→ **Exercise aim**:
Pick out each line of the records in which the word "this" appears.

→ **Listed records**:

• • • • •

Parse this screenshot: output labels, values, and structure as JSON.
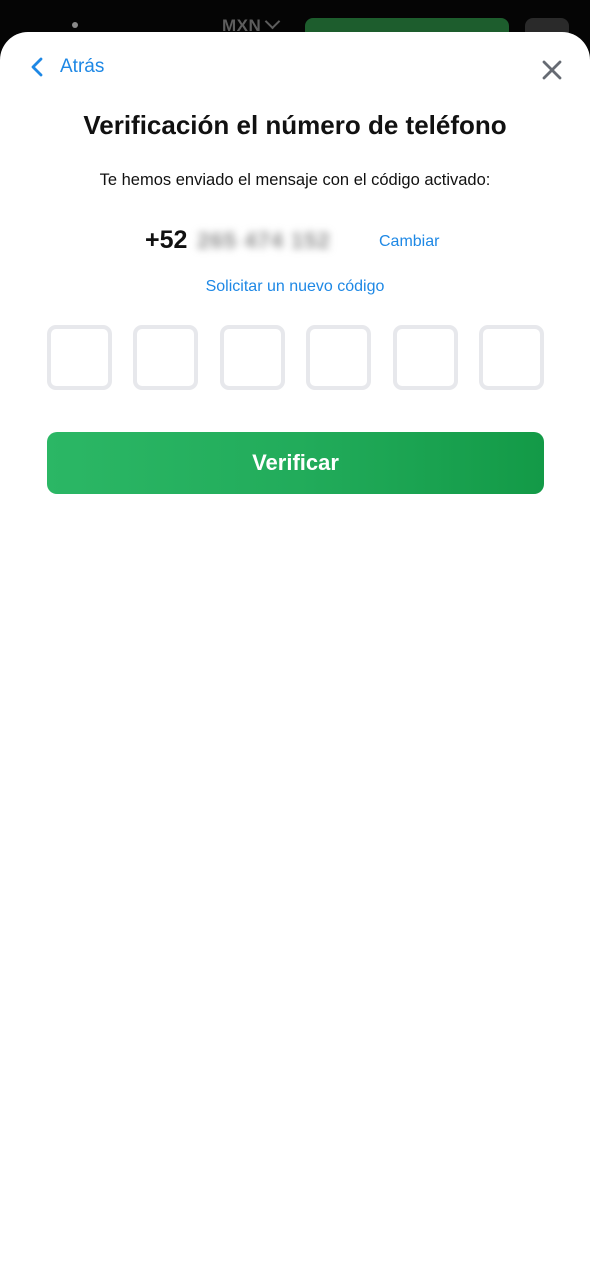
{
  "background": {
    "currency": "MXN"
  },
  "header": {
    "back_label": "Atrás",
    "close_icon": "close-icon",
    "back_icon": "chevron-left-icon"
  },
  "main": {
    "title": "Verificación el número de teléfono",
    "subtitle": "Te hemos enviado el mensaje con el código activado:",
    "phone_code": "+52",
    "phone_number_redacted": "265 474 152",
    "change_label": "Cambiar",
    "resend_label": "Solicitar un nuevo código",
    "code_digits": [
      "",
      "",
      "",
      "",
      "",
      ""
    ],
    "verify_label": "Verificar"
  },
  "colors": {
    "accent_blue": "#1e88e5",
    "button_green": "#22ac5b",
    "box_border": "#e7e8ec"
  }
}
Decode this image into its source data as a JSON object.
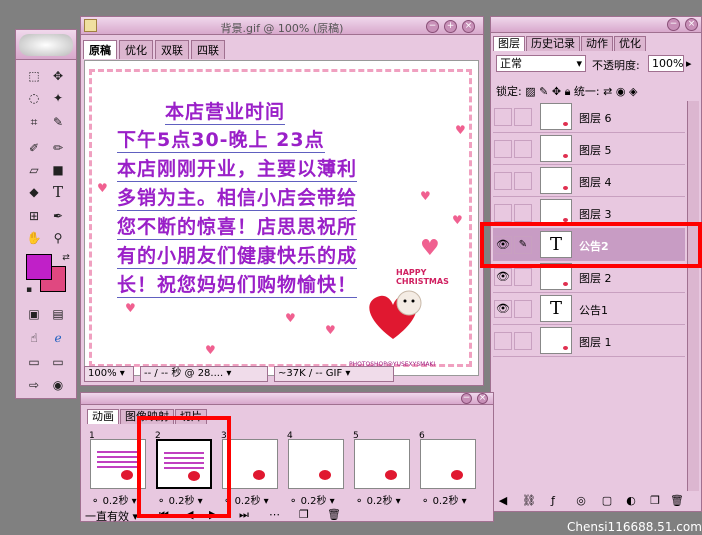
{
  "document": {
    "title": "背景.gif @ 100% (原稿)",
    "tabs": [
      "原稿",
      "优化",
      "双联",
      "四联"
    ],
    "canvas_lines": [
      "本店营业时间",
      "下午5点30-晚上 23点",
      "本店刚刚开业，主要以薄利",
      "多销为主。相信小店会带给",
      "您不断的惊喜！店思思祝所",
      "有的小朋友们健康快乐的成",
      "长！祝您妈妈们购物愉快！"
    ],
    "christmas_text": "HAPPY CHRISTMAS",
    "photoshop_tag": "PHOTOSHOP@YUSEXYSMAKI",
    "status": {
      "zoom": "100%",
      "time": "-- / -- 秒 @ 28....",
      "size": "~37K / -- GIF"
    }
  },
  "layers_panel": {
    "tabs": [
      "图层",
      "历史记录",
      "动作",
      "优化"
    ],
    "blend_mode": "正常",
    "opacity_label": "不透明度:",
    "opacity_value": "100%",
    "lock_label": "锁定:",
    "unify_label": "统一:",
    "layers": [
      {
        "name": "图层 6",
        "type": "image",
        "visible": false,
        "selected": false
      },
      {
        "name": "图层 5",
        "type": "image",
        "visible": false,
        "selected": false
      },
      {
        "name": "图层 4",
        "type": "image",
        "visible": false,
        "selected": false
      },
      {
        "name": "图层 3",
        "type": "image",
        "visible": false,
        "selected": false
      },
      {
        "name": "公告2",
        "type": "text",
        "visible": true,
        "selected": true
      },
      {
        "name": "图层 2",
        "type": "image",
        "visible": true,
        "selected": false
      },
      {
        "name": "公告1",
        "type": "text",
        "visible": true,
        "selected": false
      },
      {
        "name": "图层 1",
        "type": "image",
        "visible": false,
        "selected": false
      }
    ]
  },
  "animation_panel": {
    "tabs": [
      "动画",
      "图像映射",
      "切片"
    ],
    "frames": [
      {
        "number": "1",
        "time": "0.2秒"
      },
      {
        "number": "2",
        "time": "0.2秒"
      },
      {
        "number": "3",
        "time": "0.2秒"
      },
      {
        "number": "4",
        "time": "0.2秒"
      },
      {
        "number": "5",
        "time": "0.2秒"
      },
      {
        "number": "6",
        "time": "0.2秒"
      }
    ],
    "selected_frame": 2,
    "loop_option": "一直有效"
  },
  "watermark": "Chensi116688.51.com",
  "colors": {
    "foreground": "#c020c8",
    "background": "#e04880",
    "highlight_box": "#ff0000"
  }
}
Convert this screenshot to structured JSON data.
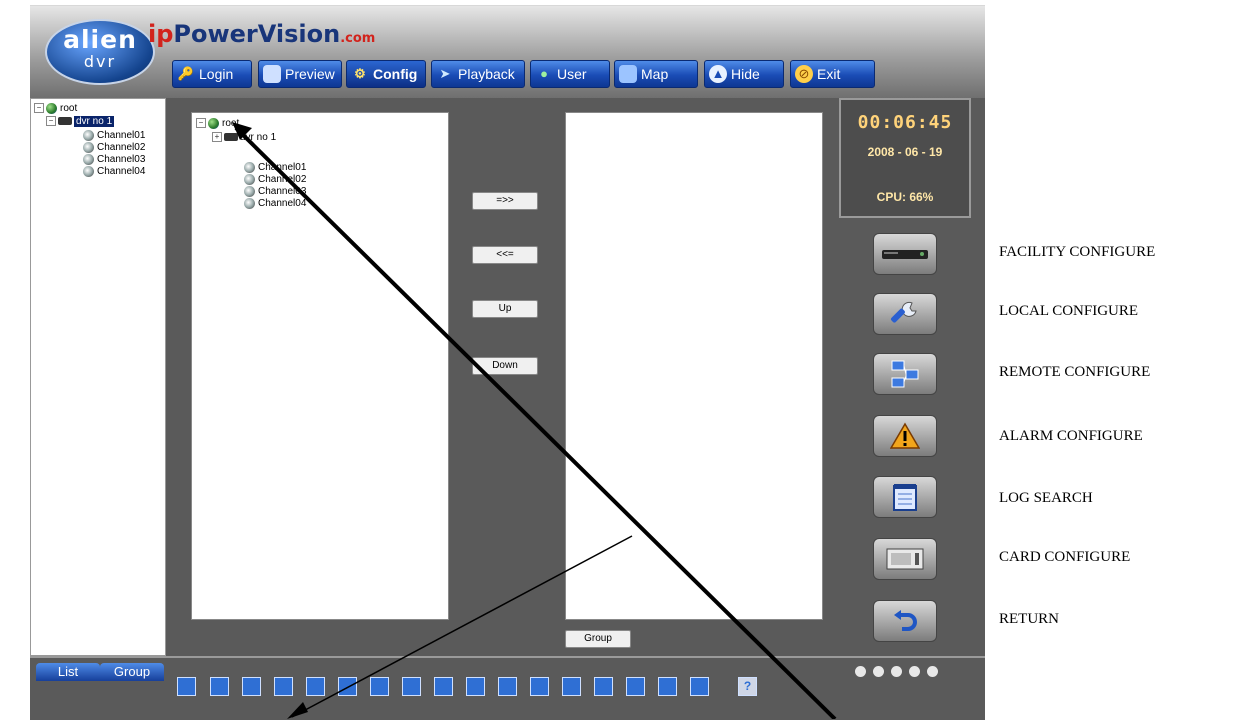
{
  "header": {
    "logo_line1": "alien",
    "logo_line2": "dvr",
    "brand_ip": "ip",
    "brand_main": "PowerVision",
    "brand_com": ".com",
    "nav": [
      "Login",
      "Preview",
      "Config",
      "Playback",
      "User",
      "Map",
      "Hide",
      "Exit"
    ],
    "active": "Config"
  },
  "left_tree": {
    "root": "root",
    "dvr": "dvr no 1",
    "channels": [
      "Channel01",
      "Channel02",
      "Channel03",
      "Channel04"
    ]
  },
  "center_tree": {
    "root": "root",
    "dvr": "dvr no 1",
    "channels": [
      "Channel01",
      "Channel02",
      "Channel03",
      "Channel04"
    ]
  },
  "buttons": {
    "add": "=>>",
    "remove": "<<=",
    "up": "Up",
    "down": "Down",
    "group": "Group"
  },
  "status": {
    "time": "00:06:45",
    "date": "2008 - 06 - 19",
    "cpu": "CPU: 66%"
  },
  "tabs": [
    "List",
    "Group"
  ],
  "side_labels": [
    "FACILITY CONFIGURE",
    "LOCAL CONFIGURE",
    "REMOTE CONFIGURE",
    "ALARM CONFIGURE",
    "LOG SEARCH",
    "CARD CONFIGURE",
    "RETURN"
  ],
  "icons": {
    "side": [
      "dvr-device-icon",
      "wrench-icon",
      "network-icon",
      "alarm-warning-icon",
      "notepad-icon",
      "card-icon",
      "return-arrow-icon"
    ]
  },
  "colors": {
    "accent": "#1a4cb5",
    "panel": "#5a5a5a",
    "clock_text": "#ffd37a"
  }
}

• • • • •

→ **Result**:
Parse this screenshot: output labels, values, and structure as JSON.
Decode this image into its source data as a JSON object.
Convert this screenshot to structured JSON data.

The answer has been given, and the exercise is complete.